artifacts such as an iron sword, an ornamental knife, and an arrowhead (these items on are on
display at the Akune Local Museum.) Based on the lettering these are also called the Itowari-fuchi
Tombs. Along with the nearby Nittagaoka Tombs, they are collectively referred to as the Wakimoto
Kofun Cluster. These sites contain a number of different structures such as horizontal stone
chambers and underground stone slab tombs, and they contain different varieties of graves all within
close proximity of each other. As a result, they are precious ruins that provide information about
the culture of Kagoshima during the Tumulus period.
Ushi-no-hama Coast (Scenic Location) | Registered in 04/2014
A beautiful spot overlooking the Koshikijima Islands far across the sea, notable
for its oddly shaped rocks and atolls that have been worn away by the rough waves of the East China
Sea. The Edo-era Confucian philosopher and historian Rai San'yo loved this place, so much that he
wrote a poem about it which is carved into a stone monument located in the Rai San'yo Park behind
Ushi-no-hama Station. The rocks visible on the coast are actually mélange sediment deposits composed
of numerous different types of sediments mixing together, which extend down into the ocean floor for
thousands of meters.
Clouded Salamanders (Protected Species) | Registered in 04/2014
Clouded salamanders live in hilly areas of open plains or in woodlands. The adults
commonly hide under fallen trees, leaves, under rocks, or in shallow soil. They are primarily active
at night, and their mating season is from late January to early April. During this mating season
they lay eggs in wetlands, rice field gutters, and shallows ponds/swamps.
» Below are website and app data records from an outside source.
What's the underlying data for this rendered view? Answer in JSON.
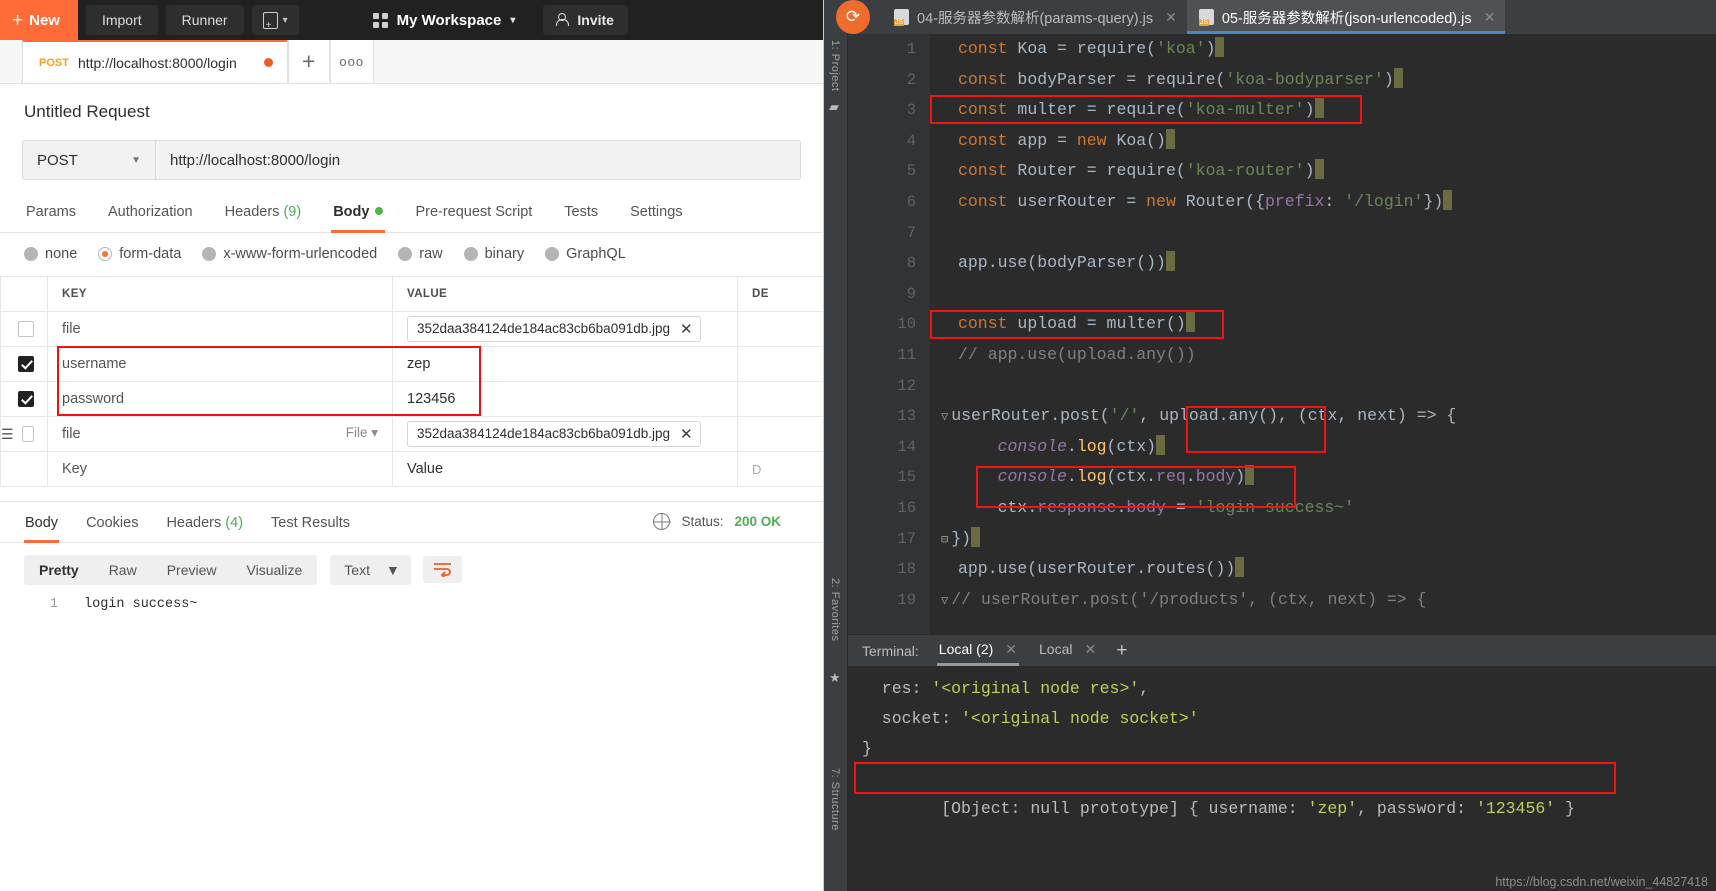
{
  "postman": {
    "topbar": {
      "new_label": "New",
      "import_label": "Import",
      "runner_label": "Runner",
      "workspace_label": "My Workspace",
      "invite_label": "Invite"
    },
    "tabs": [
      {
        "method": "POST",
        "url": "http://localhost:8000/login",
        "unsaved": true
      }
    ],
    "tab_add_label": "+",
    "tab_more_label": "ooo",
    "request_name": "Untitled Request",
    "method": "POST",
    "url": "http://localhost:8000/login",
    "request_tabs": [
      {
        "label": "Params",
        "active": false
      },
      {
        "label": "Authorization",
        "active": false
      },
      {
        "label": "Headers",
        "count": "(9)",
        "active": false
      },
      {
        "label": "Body",
        "active": true,
        "dot": true
      },
      {
        "label": "Pre-request Script",
        "active": false
      },
      {
        "label": "Tests",
        "active": false
      },
      {
        "label": "Settings",
        "active": false
      }
    ],
    "body_types": [
      {
        "label": "none",
        "selected": false
      },
      {
        "label": "form-data",
        "selected": true
      },
      {
        "label": "x-www-form-urlencoded",
        "selected": false
      },
      {
        "label": "raw",
        "selected": false
      },
      {
        "label": "binary",
        "selected": false
      },
      {
        "label": "GraphQL",
        "selected": false
      }
    ],
    "table": {
      "headers": {
        "key": "KEY",
        "value": "VALUE",
        "description": "DE"
      },
      "rows": [
        {
          "checked": false,
          "key": "file",
          "key_placeholder": true,
          "type": "",
          "value": "352daa384124de184ac83cb6ba091db.jpg",
          "value_is_file": true
        },
        {
          "checked": true,
          "key": "username",
          "key_placeholder": false,
          "type": "",
          "value": "zep",
          "value_is_file": false
        },
        {
          "checked": true,
          "key": "password",
          "key_placeholder": false,
          "type": "",
          "value": "123456",
          "value_is_file": false
        },
        {
          "checked": false,
          "key": "file",
          "key_placeholder": true,
          "type": "File",
          "value": "352daa384124de184ac83cb6ba091db.jpg",
          "value_is_file": true,
          "draggable": true
        },
        {
          "checked": false,
          "key": "Key",
          "key_placeholder": true,
          "type": "",
          "value": "Value",
          "value_is_file": false,
          "empty": true
        }
      ]
    },
    "response": {
      "tabs": [
        {
          "label": "Body",
          "active": true
        },
        {
          "label": "Cookies",
          "active": false
        },
        {
          "label": "Headers",
          "count": "(4)",
          "active": false
        },
        {
          "label": "Test Results",
          "active": false
        }
      ],
      "status_label": "Status:",
      "status_value": "200 OK",
      "view_modes": [
        {
          "label": "Pretty",
          "active": true
        },
        {
          "label": "Raw",
          "active": false
        },
        {
          "label": "Preview",
          "active": false
        },
        {
          "label": "Visualize",
          "active": false
        }
      ],
      "format": "Text",
      "body_line_number": "1",
      "body_text": "login success~"
    }
  },
  "ide": {
    "tabs": [
      {
        "label": "04-服务器参数解析(params-query).js",
        "active": false
      },
      {
        "label": "05-服务器参数解析(json-urlencoded).js",
        "active": true
      }
    ],
    "rails": {
      "left_top": "1: Project",
      "left_mid": "2: Favorites",
      "left_bottom": "7: Structure"
    },
    "code_lines": [
      {
        "n": "1",
        "tokens": [
          {
            "t": "const ",
            "c": "kw"
          },
          {
            "t": "Koa ",
            "c": "id"
          },
          {
            "t": "= ",
            "c": "pun"
          },
          {
            "t": "require(",
            "c": "id"
          },
          {
            "t": "'koa'",
            "c": "str"
          },
          {
            "t": ")",
            "c": "pun"
          }
        ],
        "caret": true
      },
      {
        "n": "2",
        "tokens": [
          {
            "t": "const ",
            "c": "kw"
          },
          {
            "t": "bodyParser ",
            "c": "id"
          },
          {
            "t": "= ",
            "c": "pun"
          },
          {
            "t": "require(",
            "c": "id"
          },
          {
            "t": "'koa-bodyparser'",
            "c": "str"
          },
          {
            "t": ")",
            "c": "pun"
          }
        ],
        "caret": true
      },
      {
        "n": "3",
        "tokens": [
          {
            "t": "const ",
            "c": "kw"
          },
          {
            "t": "multer ",
            "c": "id"
          },
          {
            "t": "= ",
            "c": "pun"
          },
          {
            "t": "require(",
            "c": "id"
          },
          {
            "t": "'koa-multer'",
            "c": "str"
          },
          {
            "t": ")",
            "c": "pun"
          }
        ],
        "caret": true
      },
      {
        "n": "4",
        "tokens": [
          {
            "t": "const ",
            "c": "kw"
          },
          {
            "t": "app ",
            "c": "id"
          },
          {
            "t": "= ",
            "c": "pun"
          },
          {
            "t": "new ",
            "c": "kw"
          },
          {
            "t": "Koa()",
            "c": "id"
          }
        ],
        "caret": true
      },
      {
        "n": "5",
        "tokens": [
          {
            "t": "const ",
            "c": "kw"
          },
          {
            "t": "Router ",
            "c": "id"
          },
          {
            "t": "= ",
            "c": "pun"
          },
          {
            "t": "require(",
            "c": "id"
          },
          {
            "t": "'koa-router'",
            "c": "str"
          },
          {
            "t": ")",
            "c": "pun"
          }
        ],
        "caret": true
      },
      {
        "n": "6",
        "tokens": [
          {
            "t": "const ",
            "c": "kw"
          },
          {
            "t": "userRouter ",
            "c": "id"
          },
          {
            "t": "= ",
            "c": "pun"
          },
          {
            "t": "new ",
            "c": "kw"
          },
          {
            "t": "Router({",
            "c": "id"
          },
          {
            "t": "prefix",
            "c": "prop"
          },
          {
            "t": ": ",
            "c": "pun"
          },
          {
            "t": "'/login'",
            "c": "str"
          },
          {
            "t": "})",
            "c": "pun"
          }
        ],
        "caret": true
      },
      {
        "n": "7",
        "tokens": [],
        "caret": false
      },
      {
        "n": "8",
        "tokens": [
          {
            "t": "app.use(bodyParser())",
            "c": "id"
          }
        ],
        "caret": true
      },
      {
        "n": "9",
        "tokens": [],
        "caret": false
      },
      {
        "n": "10",
        "tokens": [
          {
            "t": "const ",
            "c": "kw"
          },
          {
            "t": "upload ",
            "c": "id"
          },
          {
            "t": "= ",
            "c": "pun"
          },
          {
            "t": "multer()",
            "c": "id"
          }
        ],
        "caret": true
      },
      {
        "n": "11",
        "tokens": [
          {
            "t": "// app.use(upload.any())",
            "c": "com"
          }
        ],
        "caret": false
      },
      {
        "n": "12",
        "tokens": [],
        "caret": false
      },
      {
        "n": "13",
        "tokens": [
          {
            "t": "userRouter.post(",
            "c": "id"
          },
          {
            "t": "'/'",
            "c": "str"
          },
          {
            "t": ", ",
            "c": "pun"
          },
          {
            "t": "upload.any()",
            "c": "id"
          },
          {
            "t": ", (",
            "c": "pun"
          },
          {
            "t": "ctx",
            "c": "id"
          },
          {
            "t": ", ",
            "c": "pun"
          },
          {
            "t": "next",
            "c": "id"
          },
          {
            "t": ") => {",
            "c": "pun"
          }
        ],
        "caret": false,
        "fold": "▽"
      },
      {
        "n": "14",
        "tokens": [
          {
            "t": "    ",
            "c": "pun"
          },
          {
            "t": "console",
            "c": "cls"
          },
          {
            "t": ".",
            "c": "pun"
          },
          {
            "t": "log",
            "c": "fn"
          },
          {
            "t": "(ctx)",
            "c": "id"
          }
        ],
        "caret": true
      },
      {
        "n": "15",
        "tokens": [
          {
            "t": "    ",
            "c": "pun"
          },
          {
            "t": "console",
            "c": "cls"
          },
          {
            "t": ".",
            "c": "pun"
          },
          {
            "t": "log",
            "c": "fn"
          },
          {
            "t": "(ctx.",
            "c": "id"
          },
          {
            "t": "req",
            "c": "prop"
          },
          {
            "t": ".",
            "c": "pun"
          },
          {
            "t": "body",
            "c": "prop"
          },
          {
            "t": ")",
            "c": "id"
          }
        ],
        "caret": true
      },
      {
        "n": "16",
        "tokens": [
          {
            "t": "    ",
            "c": "pun"
          },
          {
            "t": "ctx.",
            "c": "id"
          },
          {
            "t": "response",
            "c": "prop"
          },
          {
            "t": ".",
            "c": "pun"
          },
          {
            "t": "body",
            "c": "prop"
          },
          {
            "t": " = ",
            "c": "pun"
          },
          {
            "t": "'login success~'",
            "c": "str"
          }
        ],
        "caret": false
      },
      {
        "n": "17",
        "tokens": [
          {
            "t": "})",
            "c": "pun"
          }
        ],
        "caret": true,
        "fold": "⊟"
      },
      {
        "n": "18",
        "tokens": [
          {
            "t": "app.use(userRouter.routes())",
            "c": "id"
          }
        ],
        "caret": true
      },
      {
        "n": "19",
        "tokens": [
          {
            "t": "// userRouter.post('/products', (ctx, next) => {",
            "c": "com"
          }
        ],
        "caret": false,
        "fold": "▽"
      }
    ],
    "terminal": {
      "label": "Terminal:",
      "tabs": [
        {
          "label": "Local (2)",
          "active": true
        },
        {
          "label": "Local",
          "active": false
        }
      ],
      "add_label": "+",
      "lines": [
        {
          "plain": "  res: ",
          "green": "'<original node res>'",
          "tail": ","
        },
        {
          "plain": "  socket: ",
          "green": "'<original node socket>'",
          "tail": ""
        },
        {
          "plain": "}",
          "green": "",
          "tail": ""
        },
        {
          "plain": "[Object: null prototype] { username: ",
          "green": "'zep'",
          "tail": ", password: "
        }
      ],
      "last_line_green2": "'123456'",
      "last_line_tail2": " }"
    },
    "watermark": "https://blog.csdn.net/weixin_44827418"
  }
}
The species that lives in
Akune is considered important scientifically, with the local population's southern distribution
limit being of particular interest.
If you're interested in the culture and history of Akune, the "Akune Local Museum" is where you can learn
Among their numerous exhibits they have numerous prefecturally-designated cultural properties such as
the Akune Cannon and a letter from Saigo Takamori addressed to a Kawaminami family member. They have
many exhibits which are well-worth seeing.